The Toronto-based DJ released "Tell You" a couple weeks ago in anticipation of his new EP, New Laces. The track features the wickedly powerful vocals of Ottawa-based singer-songwriter Hunnah and together they've created quite the '90s vibe/R&B jam. Lyrically the song is about struggling to get your partner to take notice, but you would never know it based on how fun the song sounds. New Laces drops Sept. 16 on Black Butter Records. Pre-order it here.

— Matt Fisher (@MattRFisher)

 

Torey Lanez, ‘Flex’

Toronto's multi-talented artist Torey Lanez is flexing hard on his latest track. "Flex" is a lead-up to his forthcoming album, I Told You, set to be released Aug. 19, and it's an ambient mix of trap and R&B/soul. If this track is any indication of what we can expect from Lanez, then it’s definitely worth the wait for the full-length.

— Kiah Welsh (@simplykiah)

Editor's note: strong language warning.


Clairmont The Second feat. Blues, 'Temporary'

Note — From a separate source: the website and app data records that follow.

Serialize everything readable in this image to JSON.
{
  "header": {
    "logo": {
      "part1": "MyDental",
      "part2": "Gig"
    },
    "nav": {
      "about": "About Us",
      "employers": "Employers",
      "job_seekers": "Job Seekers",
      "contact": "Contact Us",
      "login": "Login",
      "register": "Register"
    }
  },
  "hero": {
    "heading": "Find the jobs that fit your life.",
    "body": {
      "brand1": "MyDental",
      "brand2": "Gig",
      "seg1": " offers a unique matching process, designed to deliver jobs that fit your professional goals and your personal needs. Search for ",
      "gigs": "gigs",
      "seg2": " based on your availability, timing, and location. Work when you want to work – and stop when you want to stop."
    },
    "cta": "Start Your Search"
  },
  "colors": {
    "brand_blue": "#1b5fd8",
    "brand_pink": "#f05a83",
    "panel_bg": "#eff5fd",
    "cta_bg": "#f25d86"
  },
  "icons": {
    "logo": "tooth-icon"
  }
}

18-year-old Toronto hip-hop artist Clairmont The Second recently released an impressive album, Quest for Milk and Honey, and "Temporary" is a perfect introduction for the uninitiated to the prodigious MC's talent, wisdom and musical proficiency. A pristine, jazzy, self-produced affair, "Temporary" finds the teenager soberly meditating on how long he will live and what he can do in the time he has in his life. "My life expectancy not guaranteed/ So love and family are all I need/ It only takes a second to be gone/ So using every second/ While I breathe on.... Tomorrow I'm gone." It's jarring to hear these sentiments from such a young and promising artist, but the genuine conviction behind his words and his commitment to persistence are also undeniable. The genuinely moving coda from singer Blues, a.k.a. M.I. Blue, acts as affirming and uplifting elevation to Clairmont The Second's eloquent soliloquy. 

— Del Cowie (@vibesandstuff)

 

More to explore:

August Music Preview: 11 albums you need to hear this month

30 hot Canadian classical musicians under 30, 2016 edition

Verses: Peaches and the Hidden Cameras' Joel Gibb discuss Canada, Europe and live performances